══ Study material ══

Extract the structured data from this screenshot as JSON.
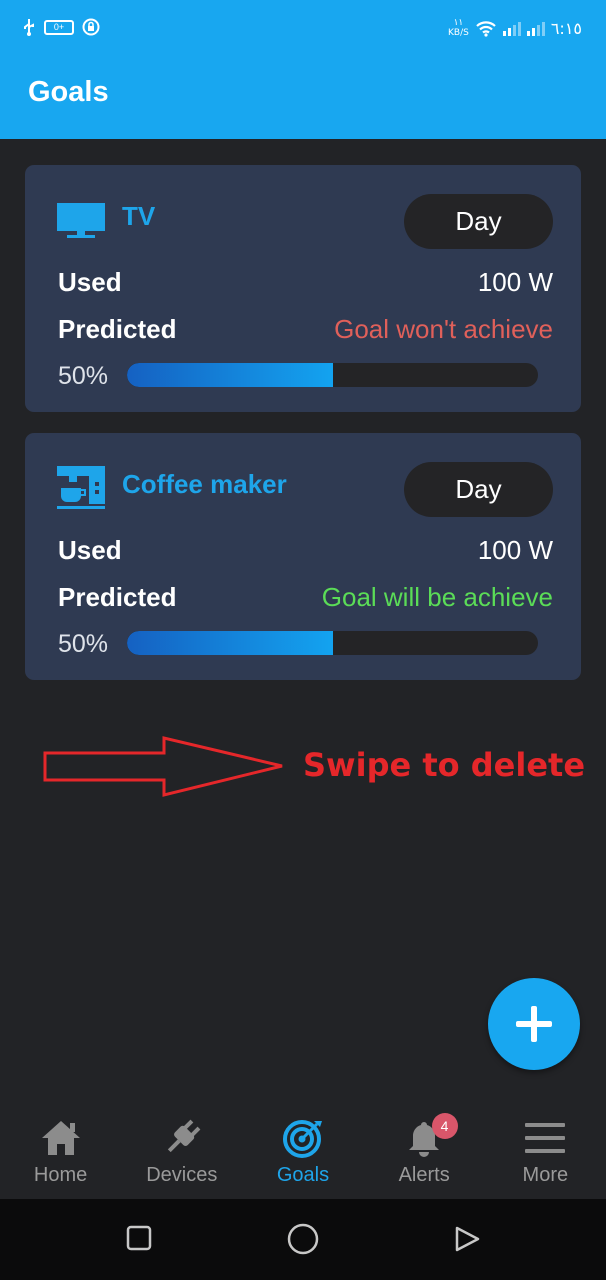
{
  "status_bar": {
    "net_speed_value": "۱۱",
    "net_speed_unit": "KB/S",
    "time": "٦:١٥",
    "battery_text": "0+"
  },
  "app_bar": {
    "title": "Goals"
  },
  "goals": [
    {
      "name": "TV",
      "icon": "tv-icon",
      "period": "Day",
      "used_label": "Used",
      "used_value": "100 W",
      "predicted_label": "Predicted",
      "predicted_value": "Goal won't achieve",
      "predicted_status_color": "#e0605a",
      "progress_text": "50%",
      "progress": 0.5
    },
    {
      "name": "Coffee maker",
      "icon": "coffee-maker-icon",
      "period": "Day",
      "used_label": "Used",
      "used_value": "100 W",
      "predicted_label": "Predicted",
      "predicted_value": "Goal will be achieve",
      "predicted_status_color": "#5bdc57",
      "progress_text": "50%",
      "progress": 0.5
    }
  ],
  "annotation": {
    "text": "Swipe to delete",
    "color": "#e5272a"
  },
  "fab": {
    "icon": "plus-icon"
  },
  "bottom_nav": [
    {
      "label": "Home",
      "icon": "home-icon"
    },
    {
      "label": "Devices",
      "icon": "plug-icon"
    },
    {
      "label": "Goals",
      "icon": "target-icon",
      "active": true
    },
    {
      "label": "Alerts",
      "icon": "bell-icon",
      "badge": "4"
    },
    {
      "label": "More",
      "icon": "menu-icon"
    }
  ],
  "colors": {
    "accent": "#18a7f0",
    "card": "#2f3a52",
    "background": "#222326"
  }
}
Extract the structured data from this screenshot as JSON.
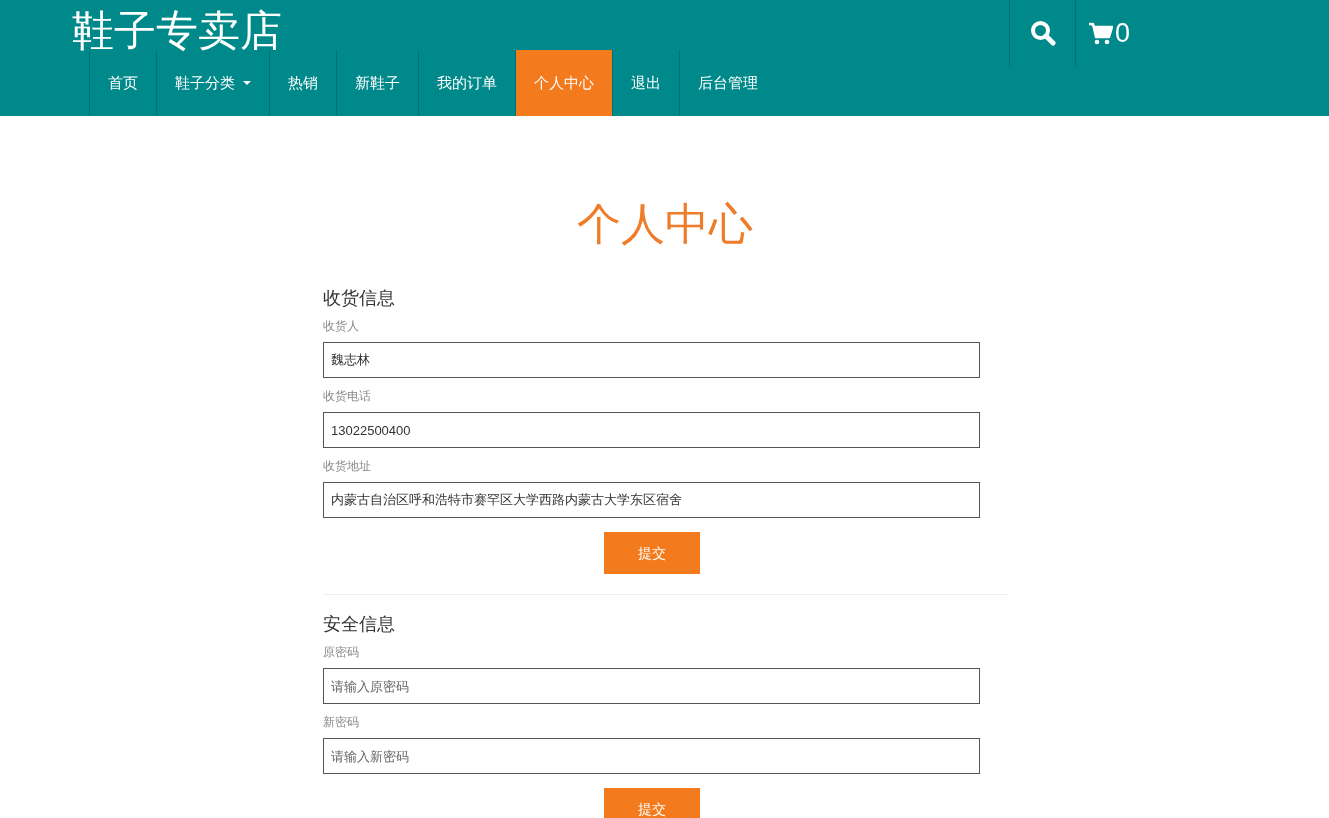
{
  "header": {
    "logo": "鞋子专卖店",
    "cart_count": "0"
  },
  "nav": [
    {
      "label": "首页",
      "selected": false,
      "dropdown": false
    },
    {
      "label": "鞋子分类",
      "selected": false,
      "dropdown": true
    },
    {
      "label": "热销",
      "selected": false,
      "dropdown": false
    },
    {
      "label": "新鞋子",
      "selected": false,
      "dropdown": false
    },
    {
      "label": "我的订单",
      "selected": false,
      "dropdown": false
    },
    {
      "label": "个人中心",
      "selected": true,
      "dropdown": false
    },
    {
      "label": "退出",
      "selected": false,
      "dropdown": false
    },
    {
      "label": "后台管理",
      "selected": false,
      "dropdown": false
    }
  ],
  "page_title": "个人中心",
  "sections": [
    {
      "heading": "收货信息",
      "fields": [
        {
          "label": "收货人",
          "value": "魏志林"
        },
        {
          "label": "收货电话",
          "value": "13022500400"
        },
        {
          "label": "收货地址",
          "value": "内蒙古自治区呼和浩特市赛罕区大学西路内蒙古大学东区宿舍"
        }
      ],
      "button": "提交"
    },
    {
      "heading": "安全信息",
      "fields": [
        {
          "label": "原密码",
          "placeholder": "请输入原密码"
        },
        {
          "label": "新密码",
          "placeholder": "请输入新密码"
        }
      ],
      "button": "提交"
    }
  ]
}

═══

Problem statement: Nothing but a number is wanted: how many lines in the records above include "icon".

Solution for this task: 8